* WHAT YOU HAVE TO DO: Your response should be the lines from the one holding "Enumerate this screenshot's" to the last line of the data below, copied exactly and with no additions.

Data about app and page elements
◇ ◇ ◇ ◇
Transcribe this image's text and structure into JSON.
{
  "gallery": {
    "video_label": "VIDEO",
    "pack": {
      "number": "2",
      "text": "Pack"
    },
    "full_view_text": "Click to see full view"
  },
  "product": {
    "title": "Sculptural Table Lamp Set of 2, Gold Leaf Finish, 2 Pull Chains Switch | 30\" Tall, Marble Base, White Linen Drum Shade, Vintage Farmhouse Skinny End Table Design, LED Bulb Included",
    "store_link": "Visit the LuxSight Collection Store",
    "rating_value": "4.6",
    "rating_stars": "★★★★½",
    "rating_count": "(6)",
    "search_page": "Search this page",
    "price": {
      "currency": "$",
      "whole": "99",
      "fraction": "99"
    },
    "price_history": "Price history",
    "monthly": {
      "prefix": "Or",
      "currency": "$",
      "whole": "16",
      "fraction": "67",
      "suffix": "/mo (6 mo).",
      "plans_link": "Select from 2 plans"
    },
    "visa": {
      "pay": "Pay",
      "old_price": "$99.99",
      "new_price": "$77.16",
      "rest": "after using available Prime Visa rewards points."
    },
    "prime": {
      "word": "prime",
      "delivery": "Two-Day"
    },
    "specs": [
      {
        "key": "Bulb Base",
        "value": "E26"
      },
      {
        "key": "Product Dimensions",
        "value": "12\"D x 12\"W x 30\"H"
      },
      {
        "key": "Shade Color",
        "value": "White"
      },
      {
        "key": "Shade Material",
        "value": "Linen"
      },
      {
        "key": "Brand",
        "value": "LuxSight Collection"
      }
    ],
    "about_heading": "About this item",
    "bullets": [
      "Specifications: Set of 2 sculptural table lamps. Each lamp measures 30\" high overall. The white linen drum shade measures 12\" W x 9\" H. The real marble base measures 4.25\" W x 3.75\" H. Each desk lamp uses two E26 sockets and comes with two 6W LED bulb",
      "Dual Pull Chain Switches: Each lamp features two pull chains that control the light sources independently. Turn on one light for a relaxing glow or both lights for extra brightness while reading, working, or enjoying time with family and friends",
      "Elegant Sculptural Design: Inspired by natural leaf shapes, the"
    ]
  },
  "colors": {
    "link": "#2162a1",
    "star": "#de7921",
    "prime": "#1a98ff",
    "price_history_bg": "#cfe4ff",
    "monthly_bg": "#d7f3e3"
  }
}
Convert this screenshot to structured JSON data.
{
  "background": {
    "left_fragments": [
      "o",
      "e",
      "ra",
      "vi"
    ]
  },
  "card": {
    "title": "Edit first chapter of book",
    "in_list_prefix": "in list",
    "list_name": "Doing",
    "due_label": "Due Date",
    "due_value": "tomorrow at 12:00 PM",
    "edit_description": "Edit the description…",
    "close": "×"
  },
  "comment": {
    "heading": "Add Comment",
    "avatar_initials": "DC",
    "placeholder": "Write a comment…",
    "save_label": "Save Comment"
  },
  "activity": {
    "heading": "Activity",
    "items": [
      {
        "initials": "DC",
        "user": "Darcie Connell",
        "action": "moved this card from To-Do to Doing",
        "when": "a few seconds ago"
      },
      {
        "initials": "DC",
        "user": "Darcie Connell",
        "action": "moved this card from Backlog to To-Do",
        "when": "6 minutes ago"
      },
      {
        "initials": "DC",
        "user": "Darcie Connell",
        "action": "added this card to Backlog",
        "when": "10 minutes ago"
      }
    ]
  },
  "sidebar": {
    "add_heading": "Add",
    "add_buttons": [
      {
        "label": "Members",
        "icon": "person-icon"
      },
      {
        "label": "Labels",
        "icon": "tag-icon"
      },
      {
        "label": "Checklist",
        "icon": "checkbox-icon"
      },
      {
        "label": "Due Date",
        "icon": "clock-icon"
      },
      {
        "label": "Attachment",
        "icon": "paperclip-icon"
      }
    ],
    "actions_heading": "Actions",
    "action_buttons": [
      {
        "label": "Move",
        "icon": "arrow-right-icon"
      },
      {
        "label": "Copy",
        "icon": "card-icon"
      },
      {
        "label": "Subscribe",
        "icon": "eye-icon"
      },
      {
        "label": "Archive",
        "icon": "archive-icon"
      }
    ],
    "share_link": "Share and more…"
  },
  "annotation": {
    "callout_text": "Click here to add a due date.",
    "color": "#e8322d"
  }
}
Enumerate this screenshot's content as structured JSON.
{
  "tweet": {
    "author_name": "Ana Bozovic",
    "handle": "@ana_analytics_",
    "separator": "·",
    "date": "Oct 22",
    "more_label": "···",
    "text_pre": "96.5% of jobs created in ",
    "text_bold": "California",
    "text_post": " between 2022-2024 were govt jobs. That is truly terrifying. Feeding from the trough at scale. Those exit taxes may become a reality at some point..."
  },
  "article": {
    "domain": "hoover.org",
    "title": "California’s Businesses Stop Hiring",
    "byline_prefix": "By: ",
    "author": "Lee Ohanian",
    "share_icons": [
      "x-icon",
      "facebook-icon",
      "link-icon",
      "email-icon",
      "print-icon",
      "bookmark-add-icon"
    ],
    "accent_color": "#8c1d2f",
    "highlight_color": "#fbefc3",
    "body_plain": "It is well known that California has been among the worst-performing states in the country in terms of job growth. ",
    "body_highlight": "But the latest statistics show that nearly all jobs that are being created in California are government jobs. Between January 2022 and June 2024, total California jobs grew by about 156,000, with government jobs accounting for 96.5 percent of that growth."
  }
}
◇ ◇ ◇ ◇
* COMPLETED TASK:
Enumerate this screenshot's content as structured JSON.
{
  "tweet": {
    "author_name": "Ana Bozovic",
    "handle": "@ana_analytics_",
    "separator": "·",
    "date": "Oct 22",
    "more_label": "···",
    "text_pre": "96.5% of jobs created in ",
    "text_bold": "California",
    "text_post": " between 2022-2024 were govt jobs. That is truly terrifying. Feeding from the trough at scale. Those exit taxes may become a reality at some point..."
  },
  "article": {
    "domain": "hoover.org",
    "title": "California’s Businesses Stop Hiring",
    "byline_prefix": "By: ",
    "author": "Lee Ohanian",
    "share_icons": [
      "x-icon",
      "facebook-icon",
      "link-icon",
      "email-icon",
      "print-icon",
      "bookmark-add-icon"
    ],
    "accent_color": "#8c1d2f",
    "highlight_color": "#fbefc3",
    "body_plain": "It is well known that California has been among the worst-performing states in the country in terms of job growth. ",
    "body_highlight": "But the latest statistics show that nearly all jobs that are being created in California are government jobs. Between January 2022 and June 2024, total California jobs grew by about 156,000, with government jobs accounting for 96.5 percent of that growth."
  }
}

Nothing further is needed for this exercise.